Thursday, May 5, 2016

Day 25: Imabari to Saijō

...and then you fall asleep, and when you wale up and turn the page you find yourself in a new chapter. Today my feet felt fine and it was like a walk in the park.

When i turned on the weather report this morning it said it was raining on Kyūshū and in western Shikoku. Not just rain, but hageshii rain, which i suppose would translate as violent, or terrible rain.

When i set out, though, it was overcast but no rain to be seen. Around 8:30 it started to drizzle. By 9:00 the umbrella came out. At 10:30 the rain pants had to go on. But that's where it stayed; i never had to dig out the rain coat.

Walked along Highway 196 all day.

Never would have chosen to do that in previous years, but it let me see another side of Imabari and Saijõ i haven't seen in previous trips. The only problem was it got me to my lodging too quickly so i had to find somewhere to kill a couple of hours.

The practice of Osettai never, ever ceases to amaze me. I stopped for a bowl of curry udon this afternoon and as i was eating one of the girls from the kitchen came out and, after confirming that i was a walking henro, gave me a bag full of candy, a small hand towel, and other stuff i haven't looked at yet. When i thanked het and told her it would be dinner tonight, she told me i couldn't do that, it was all candy. :-)

Or the older lady yesterday, and by older i mean in her 70s, who went out and bought a dozen small cans of V8 juice, then peddled her bike to the local henro rest hut and sat there all day until she had given them to passing henro.

Or an older guy i met on the walk to Temple 39, on the outskirts of Mihara. There is a rest hut out in the boonies and six years ago he adopted it. Now, whenever he can, which sounded to be most of the time, he sits in the hut from 9 to 5, taking care of passing henro. He has a small refrigerator stocked with several kinds of cold drinks, a hot pot so he can make hot tea or coffee, chocolate snacks, Japanese snacks, cup ramen, and more. It's like stopping at a convenience store. And it's all free to the henro, nothing is expected in return 

How does one ever repay such kindness? Only by offering that kindness to others yourself, of course.

Matsushita-san must be a henro junkie as much as me, or worse. Turns out he's back on the trail. He's climbing to Temple 60 today and will join me at my lodging tonight, then will walk with me through the weekend to get me to the base of Temple 66 on Sunday afternoon.

I look forward to his company again. This northern stretch of the walk is the least interesting, maybe bordering on boring, and having someone to talk to will be nice. 

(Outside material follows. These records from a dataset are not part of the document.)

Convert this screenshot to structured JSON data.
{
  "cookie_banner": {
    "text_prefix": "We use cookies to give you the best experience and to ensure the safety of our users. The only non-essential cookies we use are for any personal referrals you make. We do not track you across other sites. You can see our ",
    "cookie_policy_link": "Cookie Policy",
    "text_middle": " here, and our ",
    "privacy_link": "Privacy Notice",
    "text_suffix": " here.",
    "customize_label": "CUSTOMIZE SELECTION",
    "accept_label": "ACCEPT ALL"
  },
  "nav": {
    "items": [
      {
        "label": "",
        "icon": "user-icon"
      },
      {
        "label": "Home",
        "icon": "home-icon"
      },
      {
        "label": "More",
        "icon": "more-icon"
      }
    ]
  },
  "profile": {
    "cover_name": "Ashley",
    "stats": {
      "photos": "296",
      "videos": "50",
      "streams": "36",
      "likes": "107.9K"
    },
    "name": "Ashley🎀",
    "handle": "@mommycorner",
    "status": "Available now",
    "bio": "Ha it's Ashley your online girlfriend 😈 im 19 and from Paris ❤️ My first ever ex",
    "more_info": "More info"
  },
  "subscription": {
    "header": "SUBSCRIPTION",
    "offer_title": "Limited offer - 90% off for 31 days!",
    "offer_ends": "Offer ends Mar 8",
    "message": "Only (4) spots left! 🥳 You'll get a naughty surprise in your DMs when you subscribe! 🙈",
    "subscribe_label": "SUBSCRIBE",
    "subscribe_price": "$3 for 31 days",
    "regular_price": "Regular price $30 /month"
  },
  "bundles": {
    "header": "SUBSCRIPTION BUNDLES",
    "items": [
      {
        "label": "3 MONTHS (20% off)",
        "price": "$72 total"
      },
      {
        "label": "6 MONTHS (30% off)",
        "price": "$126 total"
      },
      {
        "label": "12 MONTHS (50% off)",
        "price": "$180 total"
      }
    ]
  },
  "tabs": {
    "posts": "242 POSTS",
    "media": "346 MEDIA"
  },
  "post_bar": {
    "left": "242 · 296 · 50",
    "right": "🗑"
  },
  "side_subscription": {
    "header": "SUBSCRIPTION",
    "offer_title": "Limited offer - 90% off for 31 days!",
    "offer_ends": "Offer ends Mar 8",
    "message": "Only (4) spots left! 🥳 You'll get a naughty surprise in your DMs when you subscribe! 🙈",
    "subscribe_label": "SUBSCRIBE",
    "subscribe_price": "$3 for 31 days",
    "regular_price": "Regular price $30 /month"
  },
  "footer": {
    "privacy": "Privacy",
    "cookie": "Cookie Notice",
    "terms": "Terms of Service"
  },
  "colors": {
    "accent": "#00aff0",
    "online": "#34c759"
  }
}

The walk gets interesting again during the climb to Temple 65, Sankakuji. Speaking of which, it will be a long walk on Sunday. Not only do i walk about 30 km, but part of that distance is the climb up to Sankakuji and then the walk over and through the hills to Bangai Temple 14 and then on to the lodging. 

Had to chuckle when i saw this statue at Kokubunji, Temple 59, this morning.

It's the Daishi with his right hand stretched out. You are supposed to make a wish while shaking his hand. All very clear, and that's what i did.

But, the sign next to the statue makes it clear: "Don't go on wishing for this and that, even the Daishi is a busy man." I wonder if the Daishi himself told them to add that to the sign of if the temple priest saw too many people standing there for hours on end and just assumed that we were being too demanding?


Les Heap said...

How are you getting your Wi Fi connections, only from the Hotels or have you been using a hired pocket Wi Fi?

Lao Bendan said...

Most convenience stores now have free wifi. I'll post all the details on the website when i get home.